Pension comes at a price but are Hong Kong people prepared to pay?
I refer to the government’s public consultation on retirement protection options. Instead of insisting that the government can afford to pay for protection for all, we should discuss as a community how much we are willing to pay for a pension.
The government presents two schemes to choose from: one that comes with a means test, and one that doesn’t. The consultation document summarises the various tax options needed to fund either scheme, from the time the scheme is implemented to 2064, without depleting our reserves.
Naturally, the more people the scheme covers, the higher the tax increase. The question is, how much are we prepared to pay?
For example, the document estimated that profits tax would need to be raised by 4.2 percentage points to pay for a universal scheme, while it has to be raised by 0.4 percentage points for a scheme with means testing.
If we aren’t prepared to pay the tax increases for a universal scheme, we should introduce means testing, and discuss the requirements. What maximum asset (excluding primary residence) should be allowed to qualify for a pension?
The government’s proposed maximum asset value of HK$80,000 is ridiculous. I would propose a maximum of HK$210,000 at 65, and HK$540,000 at 70, to qualify for the scheme.
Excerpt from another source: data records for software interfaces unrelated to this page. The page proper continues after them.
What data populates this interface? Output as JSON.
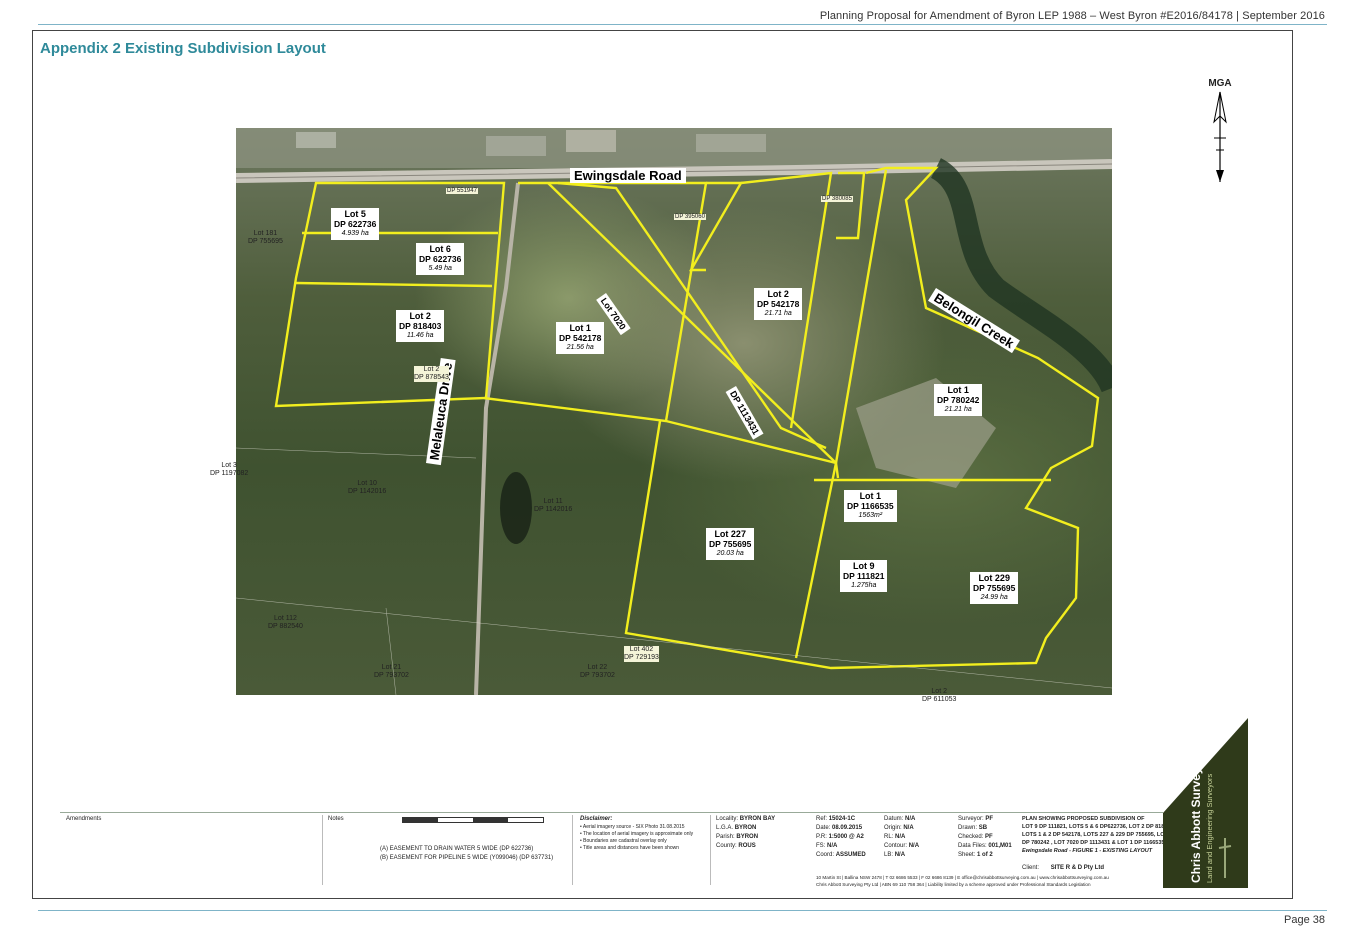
{
  "header": {
    "text": "Planning Proposal for Amendment of Byron LEP 1988 – West Byron #E2016/84178 | September  2016"
  },
  "title": "Appendix 2 Existing Subdivision Layout",
  "north": {
    "label": "MGA"
  },
  "roads": {
    "ewingsdale": "Ewingsdale Road",
    "melaleuca": "Melaleuca Drive",
    "creek": "Belongil Creek"
  },
  "lots": {
    "lot5": {
      "name": "Lot 5",
      "dp": "DP 622736",
      "area": "4.939 ha"
    },
    "lot6": {
      "name": "Lot 6",
      "dp": "DP 622736",
      "area": "5.49 ha"
    },
    "lot2_818403": {
      "name": "Lot 2",
      "dp": "DP 818403",
      "area": "11.46 ha"
    },
    "lot1_542178": {
      "name": "Lot 1",
      "dp": "DP 542178",
      "area": "21.56 ha"
    },
    "lot2_542178": {
      "name": "Lot 2",
      "dp": "DP 542178",
      "area": "21.71 ha"
    },
    "lot7020": {
      "name": "Lot 7020"
    },
    "dp1113431": {
      "name": "DP 1113431"
    },
    "lot1_780242": {
      "name": "Lot 1",
      "dp": "DP 780242",
      "area": "21.21 ha"
    },
    "lot1_1166535": {
      "name": "Lot 1",
      "dp": "DP 1166535",
      "area": "1563m²"
    },
    "lot227": {
      "name": "Lot 227",
      "dp": "DP 755695",
      "area": "20.03 ha"
    },
    "lot9": {
      "name": "Lot 9",
      "dp": "DP 111821",
      "area": "1.275ha"
    },
    "lot229": {
      "name": "Lot 229",
      "dp": "DP 755695",
      "area": "24.99 ha"
    }
  },
  "external_lots": [
    {
      "name": "Lot 181",
      "dp": "DP 755695"
    },
    {
      "name": "Lot 3",
      "dp": "DP 1197082"
    },
    {
      "name": "Lot 10",
      "dp": "DP 1142016"
    },
    {
      "name": "Lot 11",
      "dp": "DP 1142016"
    },
    {
      "name": "Lot 2",
      "dp": "DP 878543"
    },
    {
      "name": "Lot 112",
      "dp": "DP 882540"
    },
    {
      "name": "Lot 21",
      "dp": "DP 793702"
    },
    {
      "name": "Lot 22",
      "dp": "DP 793702"
    },
    {
      "name": "Lot 402",
      "dp": "DP 729193"
    },
    {
      "name": "Lot 2",
      "dp": "DP 611053"
    },
    {
      "name": "DP 551947",
      "dp": ""
    },
    {
      "name": "DP 395060",
      "dp": ""
    },
    {
      "name": "DP 380085",
      "dp": ""
    }
  ],
  "title_block": {
    "amendments": "Amendments",
    "notes": "Notes",
    "note_a": "(A)   EASEMENT TO DRAIN WATER 5 WIDE (DP 622736)",
    "note_b": "(B)   EASEMENT FOR PIPELINE 5 WIDE (Y099046) (DP 637731)",
    "disclaimer_title": "Disclaimer:",
    "disclaimer": [
      "• Aerial imagery source - SIX Photo 31.08.2015",
      "• The location of aerial imagery is approximate only",
      "• Boundaries are cadastral overlay only",
      "• Title areas and distances have been shown"
    ],
    "locality": [
      {
        "k": "Locality:",
        "v": "BYRON BAY"
      },
      {
        "k": "L.G.A.",
        "v": "BYRON"
      },
      {
        "k": "Parish:",
        "v": "BYRON"
      },
      {
        "k": "County:",
        "v": "ROUS"
      }
    ],
    "refs": [
      {
        "k": "Ref:",
        "v": "15024-1C"
      },
      {
        "k": "Date:",
        "v": "08.09.2015"
      },
      {
        "k": "P.R:",
        "v": "1:5000 @ A2"
      },
      {
        "k": "FS:",
        "v": "N/A"
      },
      {
        "k": "Coord:",
        "v": "ASSUMED"
      }
    ],
    "datum": [
      {
        "k": "Datum:",
        "v": "N/A"
      },
      {
        "k": "Origin:",
        "v": "N/A"
      },
      {
        "k": "RL:",
        "v": "N/A"
      },
      {
        "k": "Contour:",
        "v": "N/A"
      },
      {
        "k": "LB:",
        "v": "N/A"
      }
    ],
    "survey": [
      {
        "k": "Surveyor:",
        "v": "PF"
      },
      {
        "k": "Drawn:",
        "v": "SB"
      },
      {
        "k": "Checked:",
        "v": "PF"
      },
      {
        "k": "Data Files:",
        "v": "001,M01"
      },
      {
        "k": "Sheet:",
        "v": "1 of 2"
      }
    ],
    "plan_title": [
      "PLAN SHOWING PROPOSED SUBDIVISION OF",
      "LOT 9 DP 111821, LOTS 5 & 6 DP622736, LOT 2 DP 818403,",
      "LOTS 1 & 2 DP 542178, LOTS 227 & 229 DP 755695, LOT 1",
      "DP 780242 , LOT 7020 DP 1113431 & LOT 1 DP 1166535",
      "Ewingsdale Road - FIGURE 1 - EXISTING LAYOUT"
    ],
    "client_label": "Client:",
    "client": "SITE R & D Pty Ltd",
    "address": "10 Martin St | Ballina NSW 2478 | T 02 6686 5533 | F 02 6686 8139 | E office@chrisabbottsurveying.com.au | www.chrisabbottsurveying.com.au",
    "liability": "Chris Abbott Surveying Pty Ltd | ABN 69 110 758 364 | Liability limited by a scheme approved under Professional Standards Legislation"
  },
  "logo": {
    "name": "Chris Abbott Surveying",
    "sub": "Land and Engineering Surveyors"
  },
  "colors": {
    "boundary": "#f2ee1e",
    "accent": "#2f8a9a",
    "logo_bg": "#2f3a1a"
  },
  "page": {
    "number": "Page 38"
  }
}
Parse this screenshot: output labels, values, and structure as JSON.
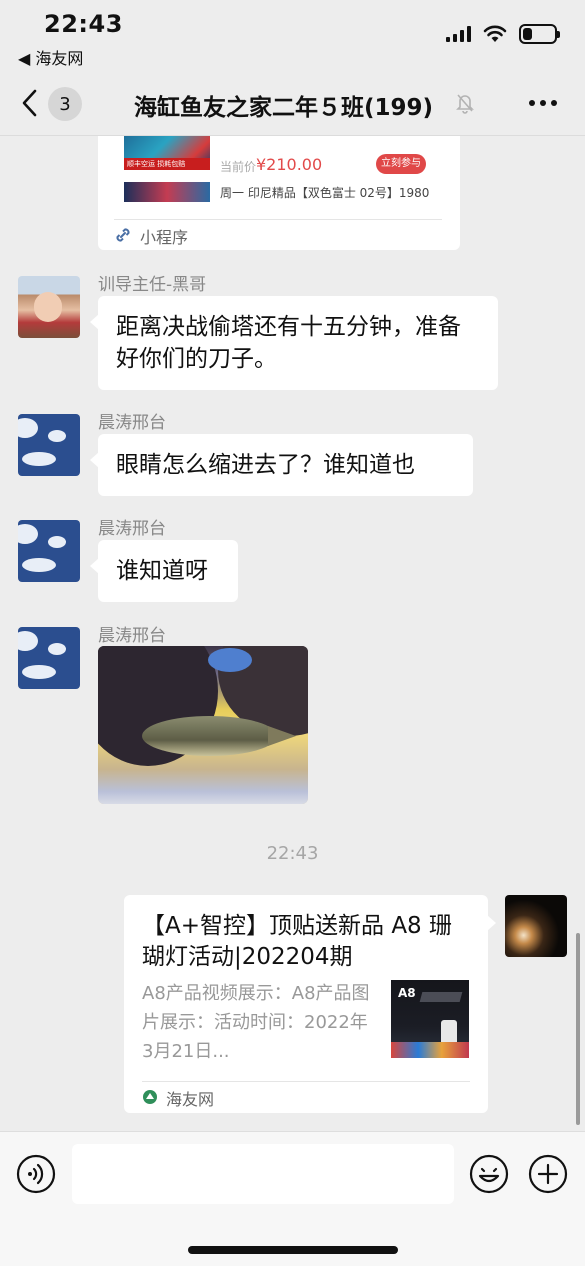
{
  "status_bar": {
    "time": "22:43",
    "back_app": "◀ 海友网",
    "battery_level": 0.3
  },
  "nav": {
    "unread_count": "3",
    "title": "海缸鱼友之家二年５班(199)"
  },
  "mini_program_card": {
    "thumb_label": "顺丰空运 损耗包赔",
    "price_label": "当前价",
    "price": "¥210.00",
    "join_button": "立刻参与",
    "item2": "周一 印尼精品【双色富士 02号】1980",
    "source": "小程序"
  },
  "messages": [
    {
      "sender": "训导主任-黑哥",
      "text": "距离决战偷塔还有十五分钟，准备好你们的刀子。"
    },
    {
      "sender": "晨涛邢台",
      "text": "眼睛怎么缩进去了？谁知道也"
    },
    {
      "sender": "晨涛邢台",
      "text": "谁知道呀"
    },
    {
      "sender": "晨涛邢台",
      "image": "fish-photo"
    }
  ],
  "time_separator": "22:43",
  "article_card": {
    "title": "【A+智控】顶贴送新品 A8 珊 瑚灯活动|202204期",
    "description": "A8产品视频展示：A8产品图片展示：活动时间：2022年3月21日...",
    "thumb_text": "A8",
    "source": "海友网"
  },
  "input_bar": {
    "voice_icon": "voice-icon",
    "emoji_icon": "emoji-icon",
    "plus_icon": "plus-icon"
  }
}
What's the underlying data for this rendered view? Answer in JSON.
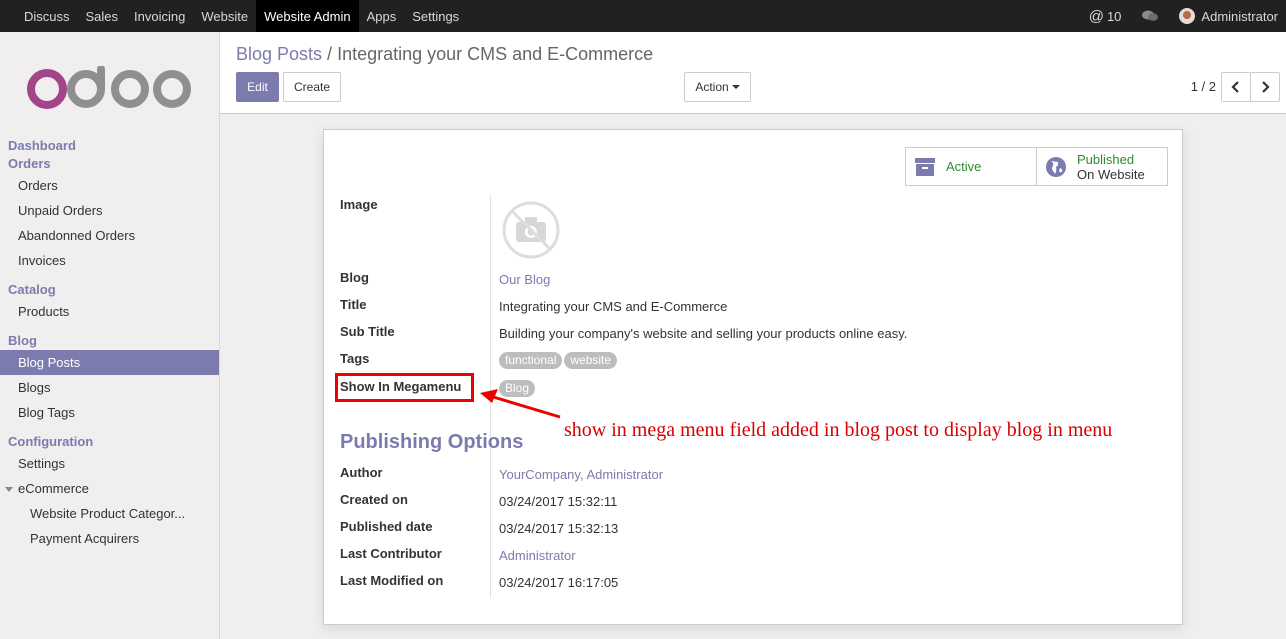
{
  "topbar": {
    "menu": [
      "Discuss",
      "Sales",
      "Invoicing",
      "Website",
      "Website Admin",
      "Apps",
      "Settings"
    ],
    "active_menu": "Website Admin",
    "messages_count": "10",
    "user_name": "Administrator"
  },
  "sidebar": {
    "logo_text": "odoo",
    "sections": [
      {
        "title": "Dashboard",
        "items": []
      },
      {
        "title": "Orders",
        "items": [
          "Orders",
          "Unpaid Orders",
          "Abandonned Orders",
          "Invoices"
        ]
      },
      {
        "title": "Catalog",
        "items": [
          "Products"
        ]
      },
      {
        "title": "Blog",
        "items": [
          "Blog Posts",
          "Blogs",
          "Blog Tags"
        ]
      },
      {
        "title": "Configuration",
        "items": [
          "Settings"
        ]
      }
    ],
    "ecommerce_group": "eCommerce",
    "ecommerce_items": [
      "Website Product Categor...",
      "Payment Acquirers"
    ],
    "active_item": "Blog Posts"
  },
  "control_panel": {
    "breadcrumb_parent": "Blog Posts",
    "breadcrumb_sep": " / ",
    "breadcrumb_current": "Integrating your CMS and E-Commerce",
    "edit_label": "Edit",
    "create_label": "Create",
    "action_label": "Action",
    "pager": "1 / 2"
  },
  "form": {
    "smart_buttons": {
      "active_label": "Active",
      "published_line1": "Published",
      "published_line2": "On Website"
    },
    "fields": {
      "image_label": "Image",
      "blog_label": "Blog",
      "blog_value": "Our Blog",
      "title_label": "Title",
      "title_value": "Integrating your CMS and E-Commerce",
      "subtitle_label": "Sub Title",
      "subtitle_value": "Building your company's website and selling your products online easy.",
      "tags_label": "Tags",
      "tags": [
        "functional",
        "website"
      ],
      "megamenu_label": "Show In Megamenu",
      "megamenu_value": "Blog"
    },
    "publishing_title": "Publishing Options",
    "publishing": {
      "author_label": "Author",
      "author_value": "YourCompany, Administrator",
      "created_label": "Created on",
      "created_value": "03/24/2017 15:32:11",
      "published_label": "Published date",
      "published_value": "03/24/2017 15:32:13",
      "contributor_label": "Last Contributor",
      "contributor_value": "Administrator",
      "modified_label": "Last Modified on",
      "modified_value": "03/24/2017 16:17:05"
    }
  },
  "annotation": {
    "text": "show in mega menu field added in blog post to display blog in menu",
    "color": "#d80000"
  },
  "colors": {
    "brand": "#7c7bad",
    "topbar": "#212121",
    "published_green": "#2f8a2f"
  }
}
The maximum asset figure of HK$540,000 was obtained by assuming HK$3,000 per month is enough for basic needs, and one expects to live to 85.
If we agree to these criteria, the tax increases estimated by the government for a scheme with means testing will be much higher than the figures it gave in the consultation document, but still less steep than that required to fund a universal scheme.
It’s time to move away from the stand of some academics, democratic legislators and trade unionists: the government can afford it, and the only reason it refuses to give us a universal retirement scheme with no means test is because it is mean.
Alex Woo, Tsim Sha Tsui